I was a development chemist with a large paint manufacturer in the 1960’s. A rival company had put a water thinned gloss on the market called Lightning. It exhibited all the problems that I see in this thread. It also had another major problem that it rapidly yellowed. This was caused by the main copolymer emulsion which contained polyvinyl chloride. The manufacturer of this ingredient claimed that the yellowing was due to iron in the water and that non-yellowing batches would be produced.. This did not happen
I produced a water thinned gloss with a gloss on a par with solvent based paint. But it suffered the usual fast drying problems and in can stability. I left the industry shortly after this to become a photographer. There does not seem to have been much progress over the last fifty years.
I experimented in my home some years ago and coated the woodwork in a bedroom with acrylic undercoat/primer, two coats, and put a top coat of acrylic floor varnish gloss finish on and it looked and felt stunning.

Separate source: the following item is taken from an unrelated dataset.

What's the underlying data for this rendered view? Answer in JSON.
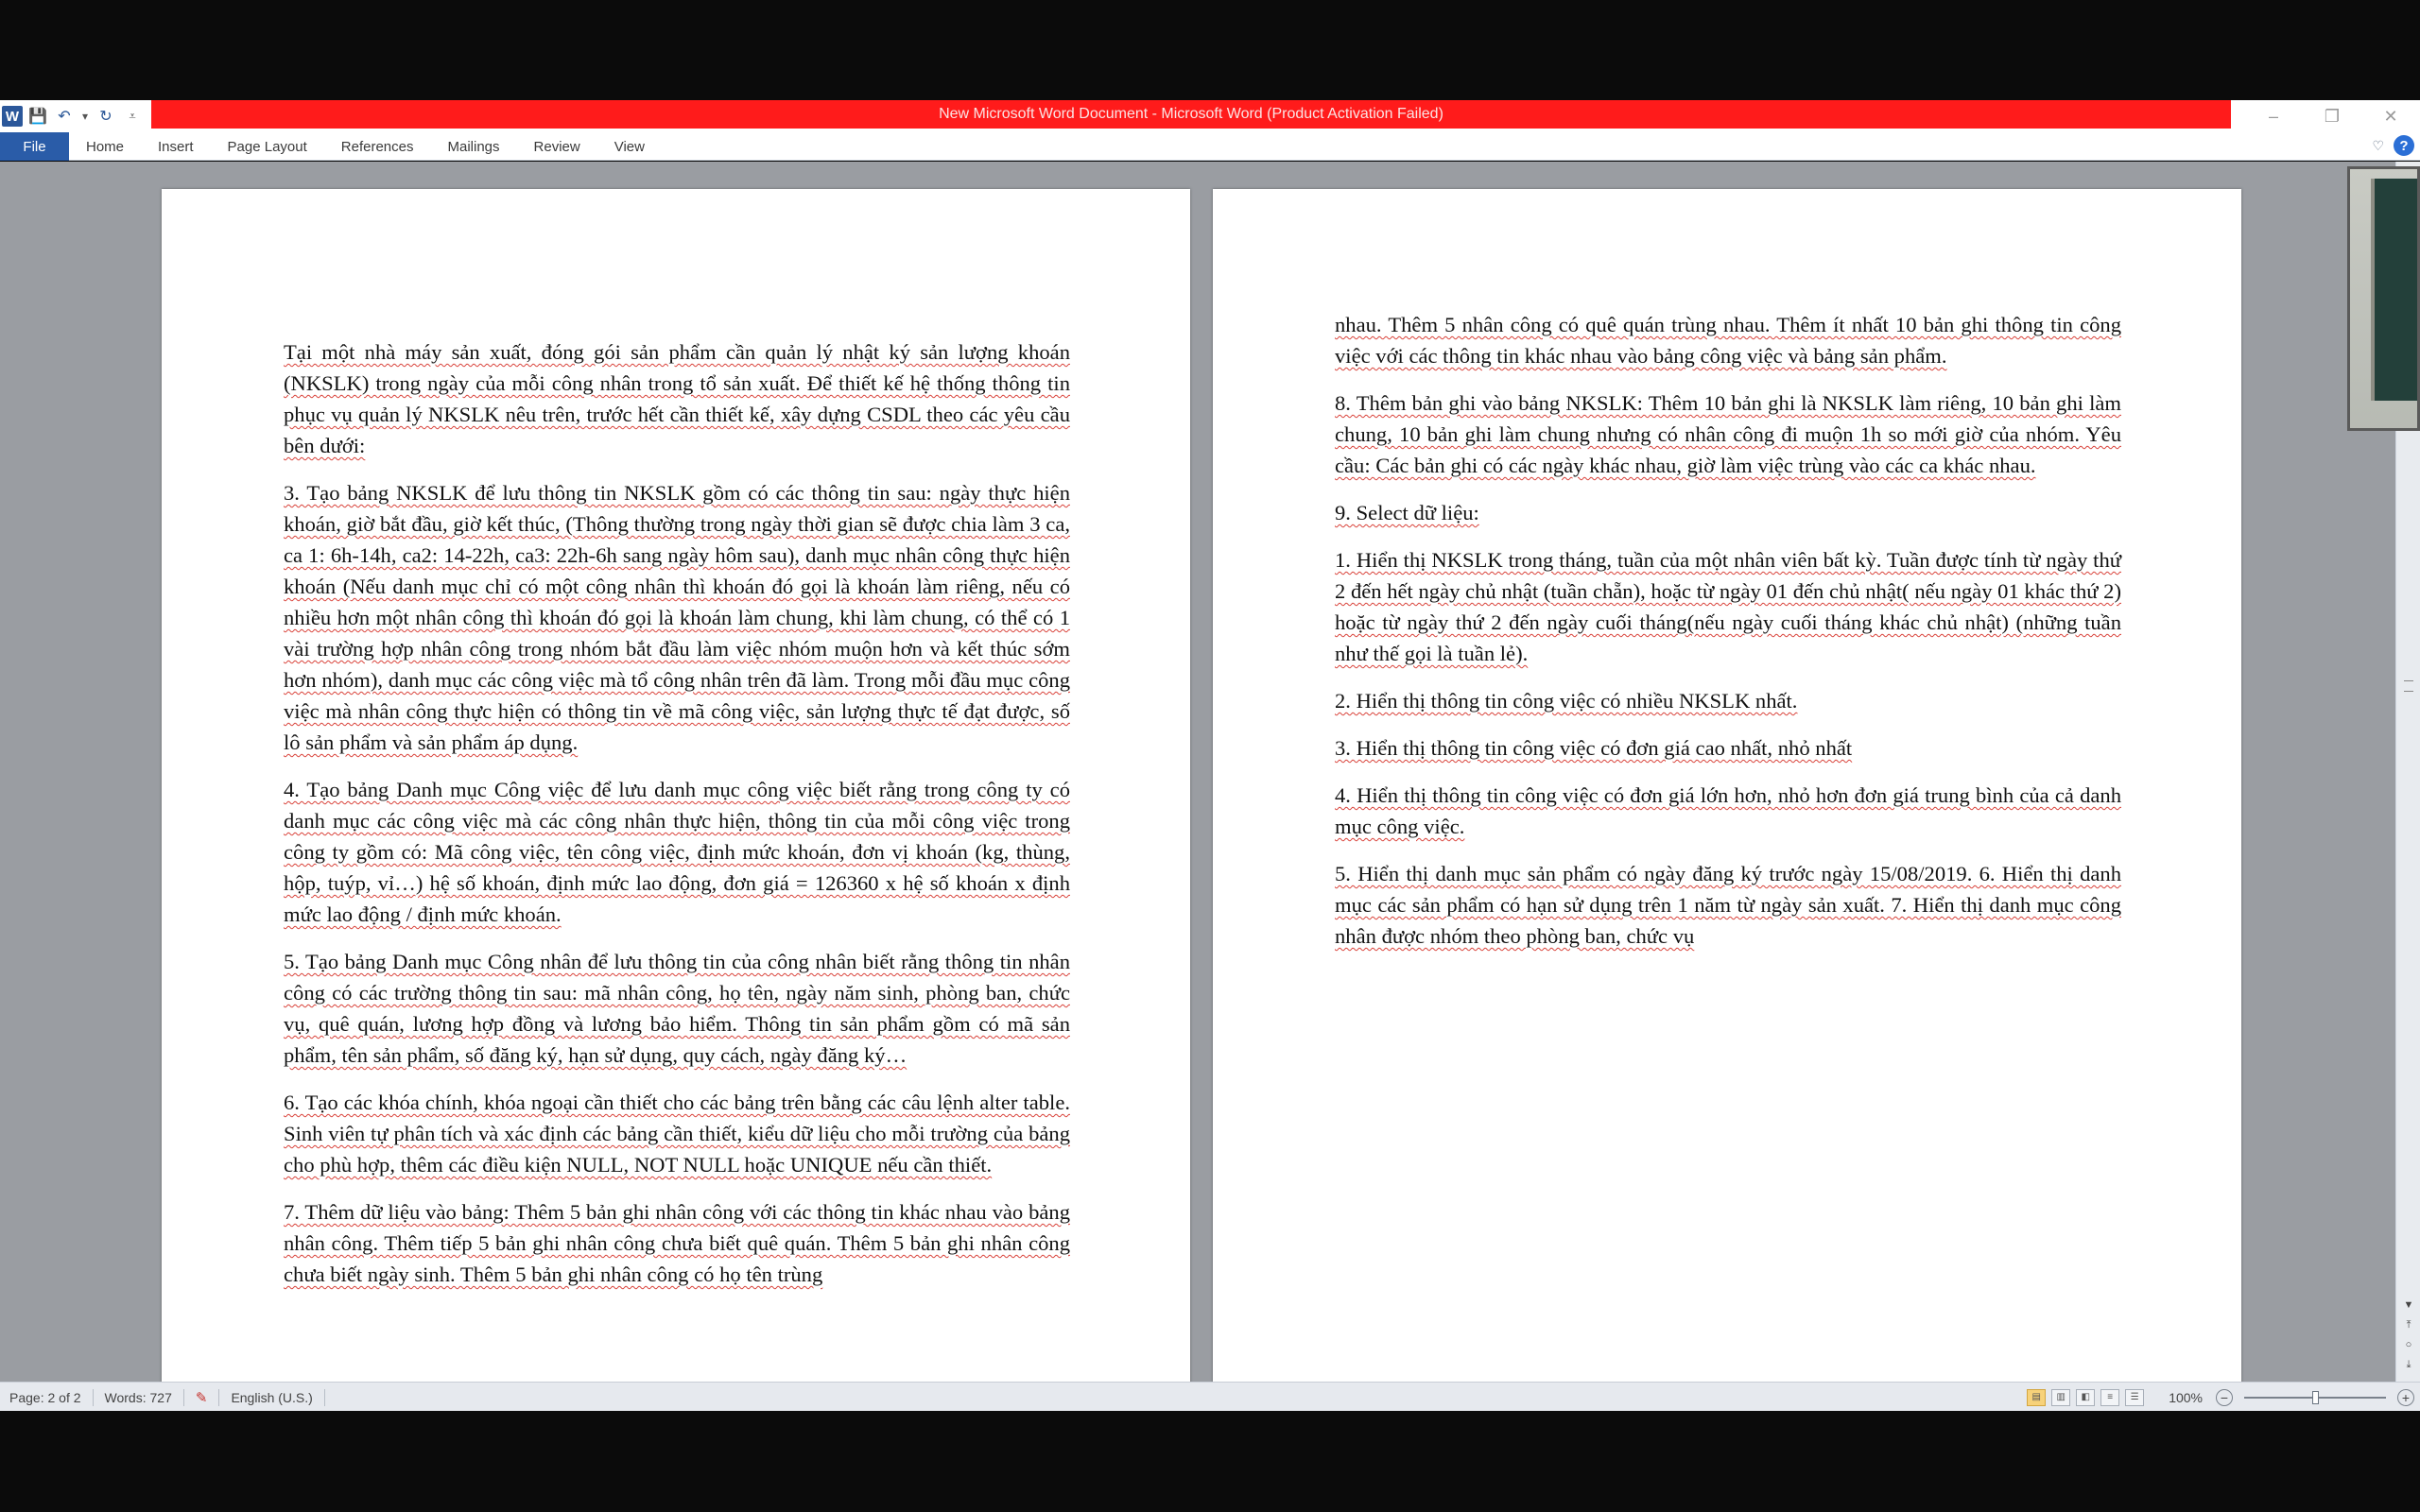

Twelve years later it is still very white and the floor varnish finish has resisted wear and tear. This method was both quick, due to acrylics' short drying time, and easy to apply.

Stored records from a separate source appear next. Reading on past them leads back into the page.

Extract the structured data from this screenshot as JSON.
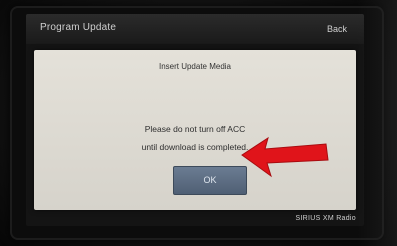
{
  "window": {
    "title": "Program Update",
    "back_label": "Back"
  },
  "dialog": {
    "heading": "Insert Update Media",
    "message_line_1": "Please do not turn off ACC",
    "message_line_2": "until download is completed.",
    "ok_label": "OK"
  },
  "footer": {
    "brand_text": "SIRIUS XM Radio"
  },
  "annotation": {
    "arrow_icon": "red-arrow-pointing-left",
    "arrow_color": "#e0141a"
  },
  "colors": {
    "dialog_background": "#dcd9d1",
    "ok_button": "#5d6d82",
    "titlebar": "#222222"
  }
}
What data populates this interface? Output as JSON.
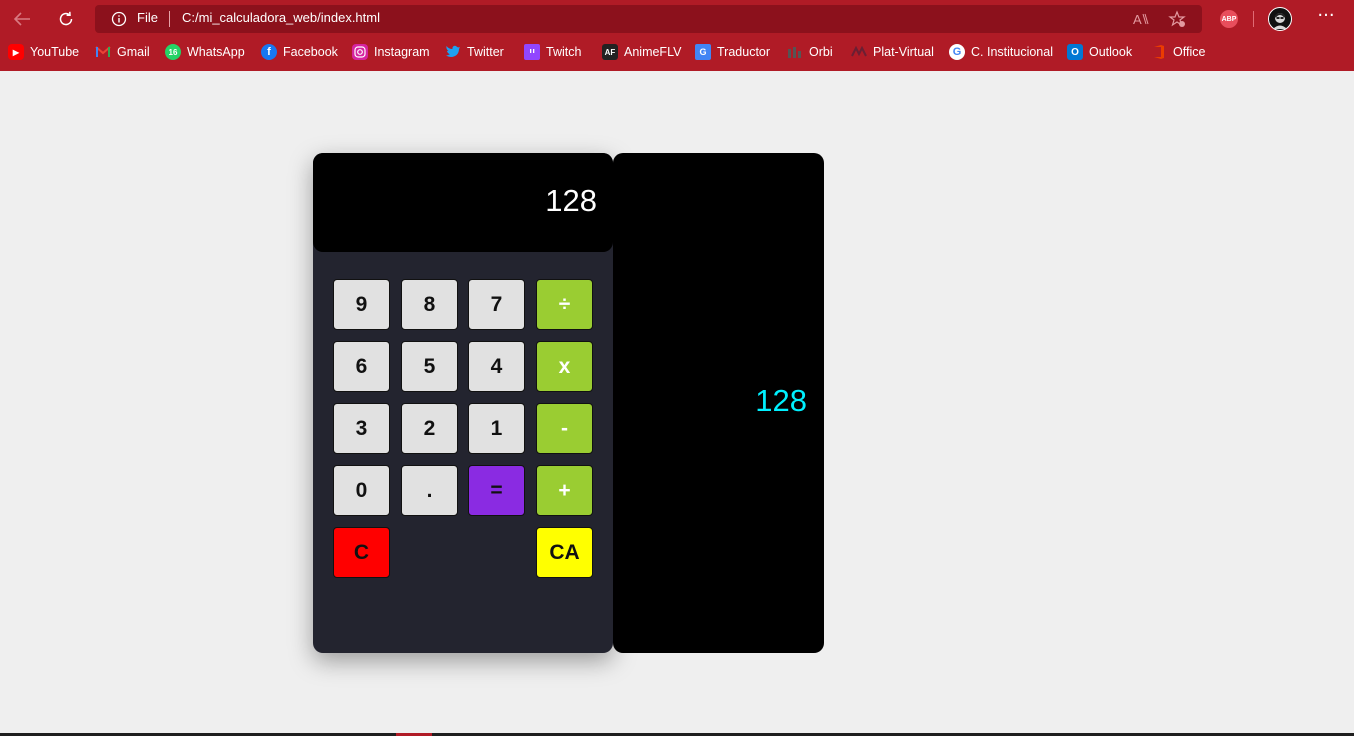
{
  "browser": {
    "address_scheme": "File",
    "address_url": "C:/mi_calculadora_web/index.html",
    "adblock_label": "ABP",
    "more_label": "···",
    "accent_color": "#b01b26"
  },
  "bookmarks": [
    {
      "label": "YouTube",
      "icon": "youtube-icon",
      "color": "#ff0000"
    },
    {
      "label": "Gmail",
      "icon": "gmail-icon",
      "color": "#ea4335"
    },
    {
      "label": "WhatsApp",
      "icon": "whatsapp-icon",
      "color": "#25d366",
      "badge": "16"
    },
    {
      "label": "Facebook",
      "icon": "facebook-icon",
      "color": "#1877f2"
    },
    {
      "label": "Instagram",
      "icon": "instagram-icon",
      "color": "#d6249f"
    },
    {
      "label": "Twitter",
      "icon": "twitter-icon",
      "color": "#1da1f2"
    },
    {
      "label": "Twitch",
      "icon": "twitch-icon",
      "color": "#9146ff"
    },
    {
      "label": "AnimeFLV",
      "icon": "animeflv-icon",
      "color": "#222222",
      "badge": "AF"
    },
    {
      "label": "Traductor",
      "icon": "translate-icon",
      "color": "#4285f4"
    },
    {
      "label": "Orbi",
      "icon": "orbi-icon",
      "color": "#444444"
    },
    {
      "label": "Plat-Virtual",
      "icon": "plat-virtual-icon",
      "color": "#5a1a2a"
    },
    {
      "label": "C. Institucional",
      "icon": "google-icon",
      "color": "#ffffff"
    },
    {
      "label": "Outlook",
      "icon": "outlook-icon",
      "color": "#0078d4"
    },
    {
      "label": "Office",
      "icon": "office-icon",
      "color": "#eb3c00"
    }
  ],
  "calculator": {
    "display_value": "128",
    "history_value": "128",
    "keys": {
      "k9": "9",
      "k8": "8",
      "k7": "7",
      "div": "÷",
      "k6": "6",
      "k5": "5",
      "k4": "4",
      "mul": "x",
      "k3": "3",
      "k2": "2",
      "k1": "1",
      "sub": "-",
      "k0": "0",
      "dot": ".",
      "eq": "=",
      "add": "+",
      "clear": "C",
      "clear_all": "CA"
    },
    "colors": {
      "operator": "#9acd32",
      "equals": "#8a2be2",
      "clear": "#ff0000",
      "clear_all": "#ffff00",
      "history_text": "#00f0ff"
    }
  }
}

I would have loved to have continued my research and development work into producing a marketable water thinned gloss. At that time it was the Holy Grail in the paint industry. Interest in polymers containing halogens did not take off except for fire retardant paints. The main interest was switching to styrene acrylics. Use of inverse emulsions was also being tried.

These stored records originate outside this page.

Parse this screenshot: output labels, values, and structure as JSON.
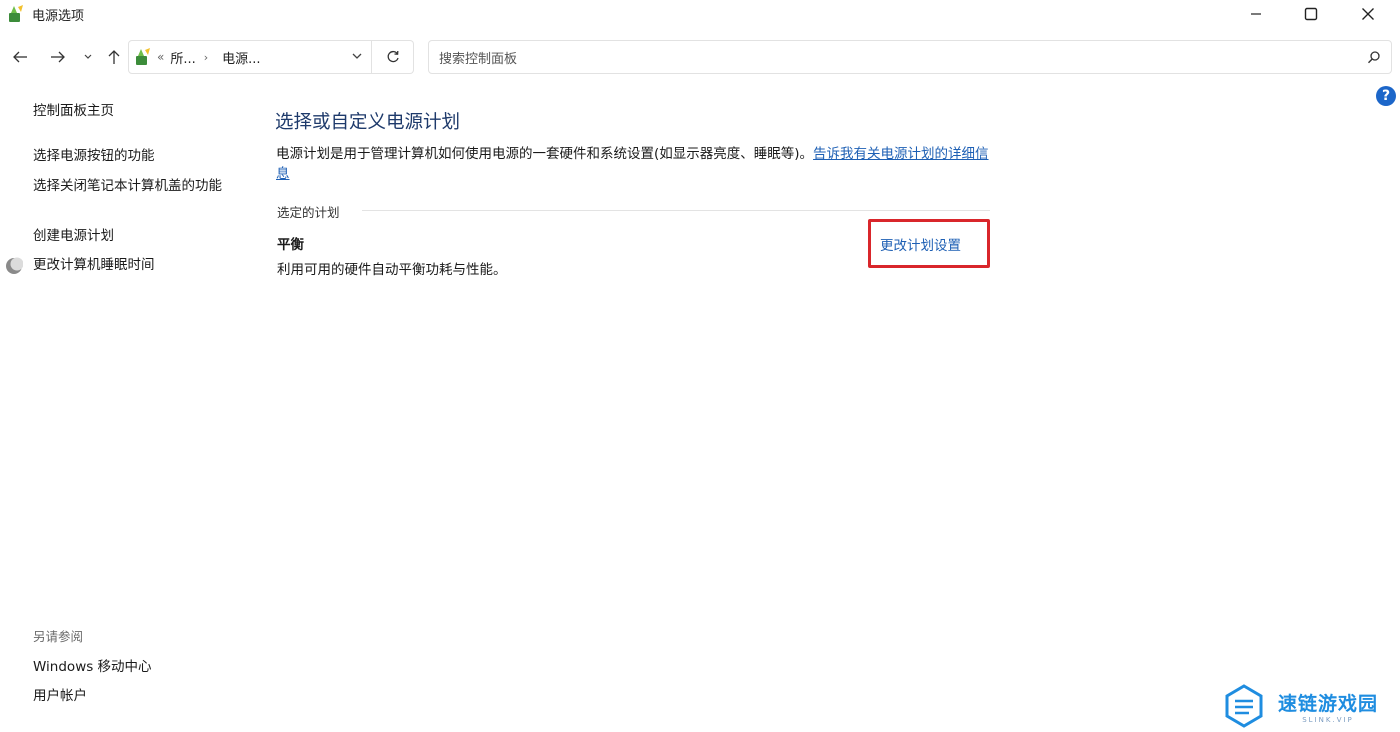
{
  "window": {
    "title": "电源选项",
    "accent": "#1d5fb4"
  },
  "address": {
    "sep": "«",
    "crumb1": "所...",
    "crumb2": "电源...",
    "chev": "›"
  },
  "search": {
    "placeholder": "搜索控制面板"
  },
  "help": {
    "label": "?"
  },
  "sidebar": {
    "home": "控制面板主页",
    "items": [
      "选择电源按钮的功能",
      "选择关闭笔记本计算机盖的功能",
      "创建电源计划",
      "更改计算机睡眠时间"
    ],
    "see_also": "另请参阅",
    "see_also_items": [
      "Windows 移动中心",
      "用户帐户"
    ]
  },
  "main": {
    "title": "选择或自定义电源计划",
    "description": "电源计划是用于管理计算机如何使用电源的一套硬件和系统设置(如显示器亮度、睡眠等)。",
    "learn_more": "告诉我有关电源计划的详细信息",
    "group_label": "选定的计划",
    "plan_name": "平衡",
    "plan_description": "利用可用的硬件自动平衡功耗与性能。",
    "change_settings": "更改计划设置",
    "highlight_color": "#d9262b"
  },
  "watermark": {
    "main": "速链游戏园",
    "sub": "SLINK.VIP"
  }
}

One of the main problems is the different mechanisms that occur on drying.With solvent thinned paints once the solvent has evaporated the resin slowly reacts with oxygen in the air to form a tough glossy waterproof surface. With water thinned when the water evaporates the emulsion particles coalesce together with the pigment particles. No immediate oxidation occurs. Various additives are employed to give as high a gloss as possible.